(Records supplied begins)

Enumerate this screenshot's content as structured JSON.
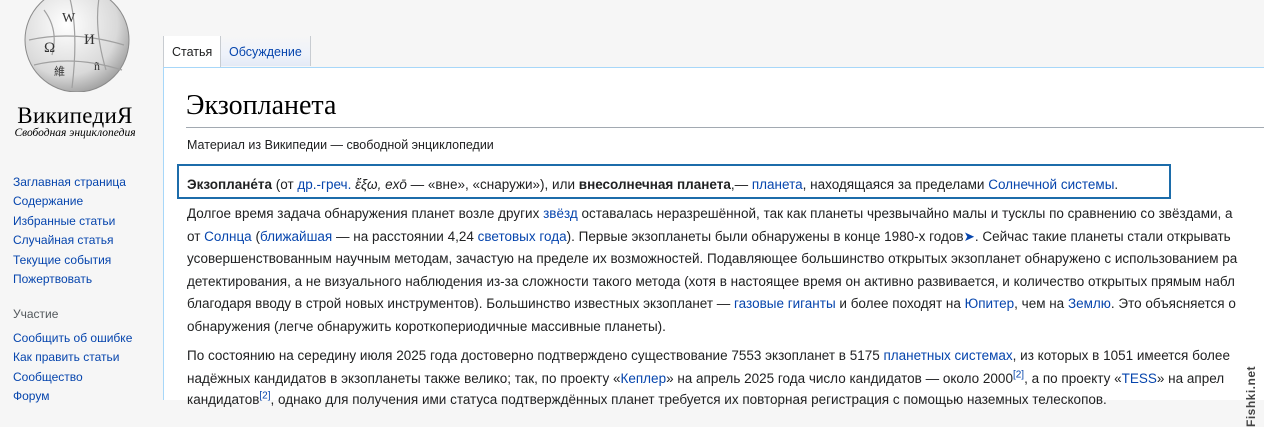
{
  "logo": {
    "wordmark": "ВикипедиЯ",
    "tagline": "Свободная энциклопедия",
    "glyphs": [
      "W",
      "Ω",
      "И",
      "維",
      "ñ"
    ]
  },
  "sidebar": {
    "nav": [
      "Заглавная страница",
      "Содержание",
      "Избранные статьи",
      "Случайная статья",
      "Текущие события",
      "Пожертвовать"
    ],
    "section_heading": "Участие",
    "participation": [
      "Сообщить об ошибке",
      "Как править статьи",
      "Сообщество",
      "Форум"
    ]
  },
  "tabs": {
    "article": "Статья",
    "talk": "Обсуждение"
  },
  "article": {
    "title": "Экзопланета",
    "subtitle": "Материал из Википедии — свободной энциклопедии",
    "lead": {
      "term": "Экзоплане́та",
      "t1": " (от ",
      "lang_link": "др.-греч.",
      "greek": " ἔξω, exō",
      "t2": " — «вне», «снаружи»), или ",
      "alt_term": "внесолнечная планета",
      "t3": ",— ",
      "planet_link": "планета",
      "t4": ", находящаяся за пределами ",
      "solar_link": "Солнечной системы"
    },
    "p1": {
      "l1a": "Долгое время задача обнаружения планет возле других ",
      "l1_link": "звёзд",
      "l1b": " оставалась неразрешённой, так как планеты чрезвычайно малы и тусклы по сравнению со звёздами, а",
      "l2a": "от ",
      "l2_link1": "Солнца",
      "l2b": " (",
      "l2_link2": "ближайшая",
      "l2c": " — на расстоянии 4,24 ",
      "l2_link3": "световых года",
      "l2d": "). Первые экзопланеты были обнаружены в конце 1980-х годов",
      "l2_arrow": "➤",
      "l2e": ". Сейчас такие планеты стали открывать",
      "l3": "усовершенствованным научным методам, зачастую на пределе их возможностей. Подавляющее большинство открытых экзопланет обнаружено с использованием ра",
      "l4": "детектирования, а не визуального наблюдения из-за сложности такого метода (хотя в настоящее время он активно развивается, и количество открытых прямым набл",
      "l5a": "благодаря вводу в строй новых инструментов). Большинство известных экзопланет — ",
      "l5_link1": "газовые гиганты",
      "l5b": " и более походят на ",
      "l5_link2": "Юпитер",
      "l5c": ", чем на ",
      "l5_link3": "Землю",
      "l5d": ". Это объясняется о",
      "l6": "обнаружения (легче обнаружить короткопериодичные массивные планеты)."
    },
    "p2": {
      "l1a": "По состоянию на середину июля 2025 года достоверно подтверждено существование 7553 экзопланет в 5175 ",
      "l1_link": "планетных системах",
      "l1b": ", из которых в 1051 имеется более",
      "l2a": "надёжных кандидатов в экзопланеты также велико; так, по проекту «",
      "l2_link1": "Кеплер",
      "l2b": "» на апрель 2025 года число кандидатов — около 2000",
      "l2_ref1": "[2]",
      "l2c": ", а по проекту «",
      "l2_link2": "TESS",
      "l2d": "» на апрел",
      "l3a": "кандидатов",
      "l3_ref": "[2]",
      "l3b": ", однако для получения ими статуса подтверждённых планет требуется их повторная регистрация с помощью наземных телескопов."
    }
  },
  "watermark": "Fishki.net"
}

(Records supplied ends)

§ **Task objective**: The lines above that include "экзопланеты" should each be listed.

§ **Reply**:
      "l2d": "). Первые экзопланеты были обнаружены в конце 1980-х годов",
      "l2a": "надёжных кандидатов в экзопланеты также велико; так, по проекту «",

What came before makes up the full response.